What to work on → Pull out all lines from the listing below in which the word "Output" appears.
****************************************
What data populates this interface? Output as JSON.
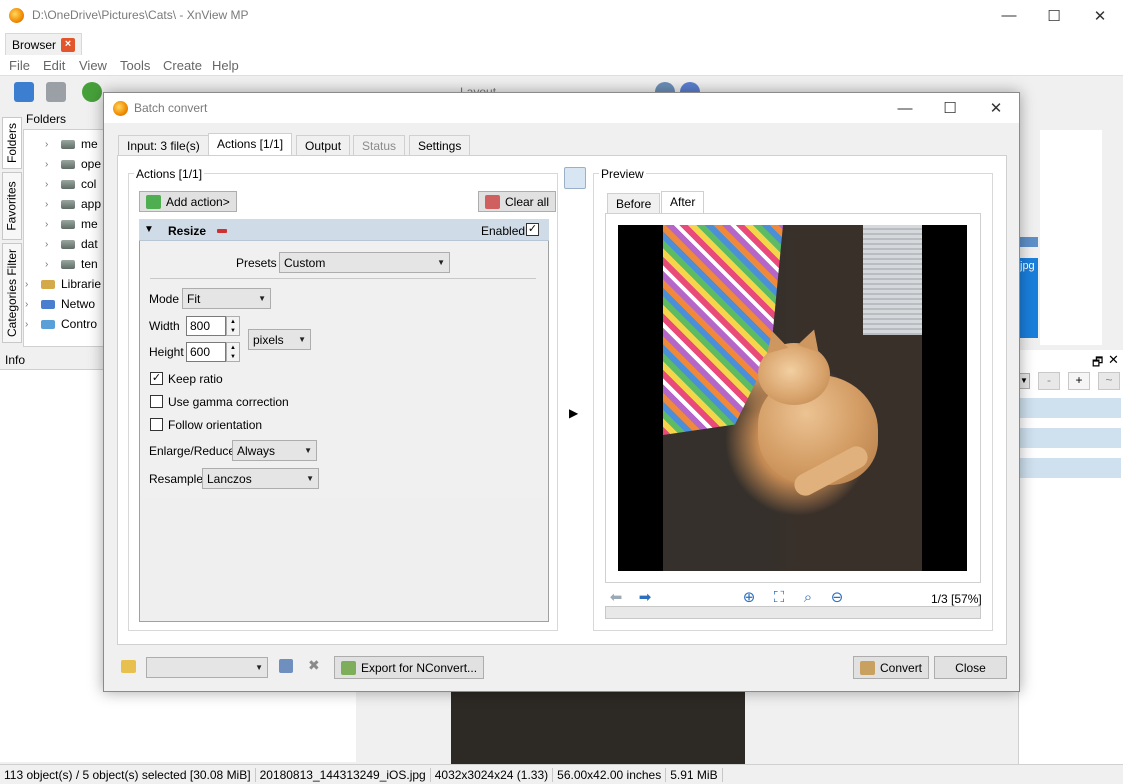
{
  "window": {
    "title": "D:\\OneDrive\\Pictures\\Cats\\ - XnView MP",
    "tab_label": "Browser",
    "min": "—",
    "max": "☐",
    "close": "✕"
  },
  "menu": [
    "File",
    "Edit",
    "View",
    "Tools",
    "Create",
    "Help"
  ],
  "toolbar": {
    "layout_label": "Layout"
  },
  "left_tabs": [
    "Folders",
    "Favorites",
    "Categories Filter"
  ],
  "folders": {
    "header": "Folders",
    "items": [
      {
        "label": "me"
      },
      {
        "label": "ope"
      },
      {
        "label": "col"
      },
      {
        "label": "app"
      },
      {
        "label": "me"
      },
      {
        "label": "dat"
      },
      {
        "label": "ten"
      },
      {
        "label": "Librarie"
      },
      {
        "label": "Netwo"
      },
      {
        "label": "Contro"
      }
    ]
  },
  "info": {
    "label": "Info"
  },
  "right": {
    "file_ext": "jpg",
    "minus": "-",
    "plus": "+",
    "tilde": "~"
  },
  "statusbar": [
    "113 object(s) / 5 object(s) selected [30.08 MiB]",
    "20180813_144313249_iOS.jpg",
    "4032x3024x24 (1.33)",
    "56.00x42.00 inches",
    "5.91 MiB"
  ],
  "dialog": {
    "title": "Batch convert",
    "min": "—",
    "max": "☐",
    "close": "✕",
    "tabs": [
      {
        "label": "Input: 3 file(s)",
        "state": "normal"
      },
      {
        "label": "Actions [1/1]",
        "state": "active"
      },
      {
        "label": "Output",
        "state": "normal"
      },
      {
        "label": "Status",
        "state": "disabled"
      },
      {
        "label": "Settings",
        "state": "normal"
      }
    ],
    "actions": {
      "group_label": "Actions [1/1]",
      "add_action": "Add action>",
      "clear_all": "Clear all",
      "action_name": "Resize",
      "enabled_label": "Enabled",
      "enabled_checked": "✓",
      "presets_label": "Presets",
      "presets_value": "Custom",
      "mode_label": "Mode",
      "mode_value": "Fit",
      "width_label": "Width",
      "width_value": "800",
      "height_label": "Height",
      "height_value": "600",
      "unit_value": "pixels",
      "keep_ratio": {
        "label": "Keep ratio",
        "checked": "✓"
      },
      "gamma": {
        "label": "Use gamma correction",
        "checked": ""
      },
      "orientation": {
        "label": "Follow orientation",
        "checked": ""
      },
      "enlarge_label": "Enlarge/Reduce",
      "enlarge_value": "Always",
      "resample_label": "Resample",
      "resample_value": "Lanczos"
    },
    "preview": {
      "group_label": "Preview",
      "tabs": [
        "Before",
        "After"
      ],
      "active_tab": "After",
      "page_info": "1/3 [57%]"
    },
    "footer": {
      "export": "Export for NConvert...",
      "convert": "Convert",
      "close": "Close"
    }
  },
  "colors": {
    "accent_blue": "#1a7fdc",
    "action_header": "#cfdbe6",
    "app_icon": "#f08a00"
  }
}
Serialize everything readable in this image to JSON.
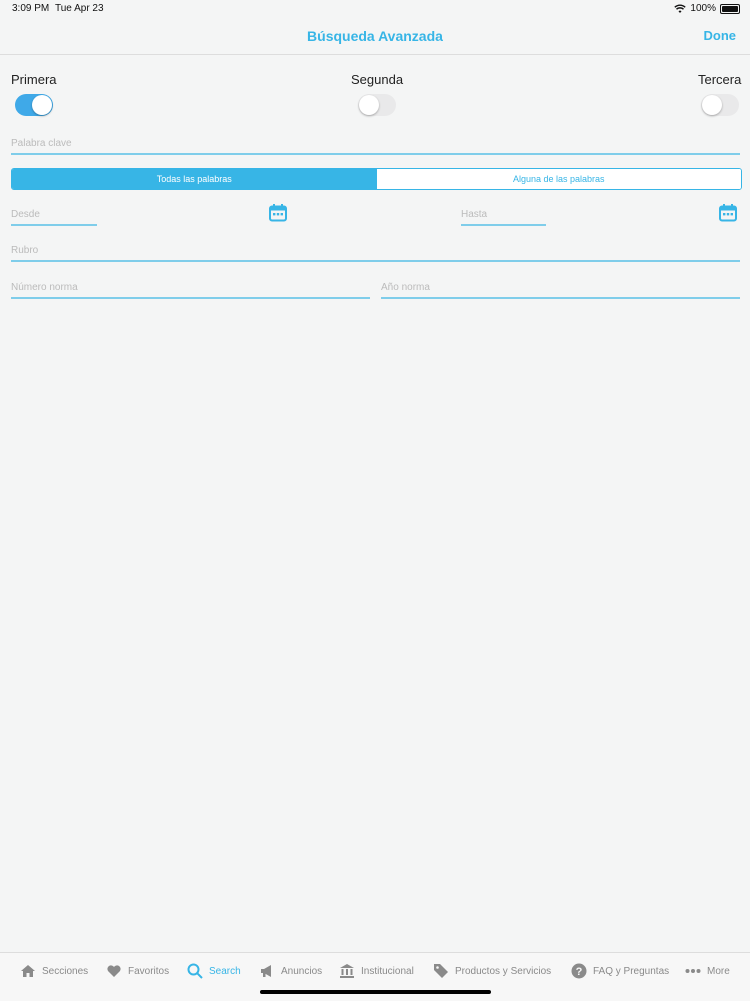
{
  "status": {
    "time": "3:09 PM",
    "date": "Tue Apr 23",
    "battery": "100%"
  },
  "nav": {
    "title": "Búsqueda Avanzada",
    "done_label": "Done"
  },
  "toggles": [
    {
      "label": "Primera",
      "on": true
    },
    {
      "label": "Segunda",
      "on": false
    },
    {
      "label": "Tercera",
      "on": false
    }
  ],
  "fields": {
    "keyword_placeholder": "Palabra clave",
    "desde_placeholder": "Desde",
    "hasta_placeholder": "Hasta",
    "rubro_placeholder": "Rubro",
    "numero_placeholder": "Número norma",
    "anio_placeholder": "Año norma"
  },
  "segment": {
    "options": [
      "Todas las palabras",
      "Alguna de las palabras"
    ],
    "selected": "Todas las palabras"
  },
  "tabs": [
    {
      "label": "Secciones",
      "icon": "home-icon"
    },
    {
      "label": "Favoritos",
      "icon": "heart-icon"
    },
    {
      "label": "Search",
      "icon": "search-icon",
      "active": true
    },
    {
      "label": "Anuncios",
      "icon": "megaphone-icon"
    },
    {
      "label": "Institucional",
      "icon": "institution-icon"
    },
    {
      "label": "Productos y Servicios",
      "icon": "tag-icon"
    },
    {
      "label": "FAQ y Preguntas",
      "icon": "question-icon"
    },
    {
      "label": "More",
      "icon": "more-icon"
    }
  ],
  "colors": {
    "accent": "#37b5e6",
    "switch_on": "#3fa9e8",
    "background": "#f4f5f5"
  }
}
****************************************
Answer for the task →
What data populates this interface? Output as JSON.
        "label": "Output",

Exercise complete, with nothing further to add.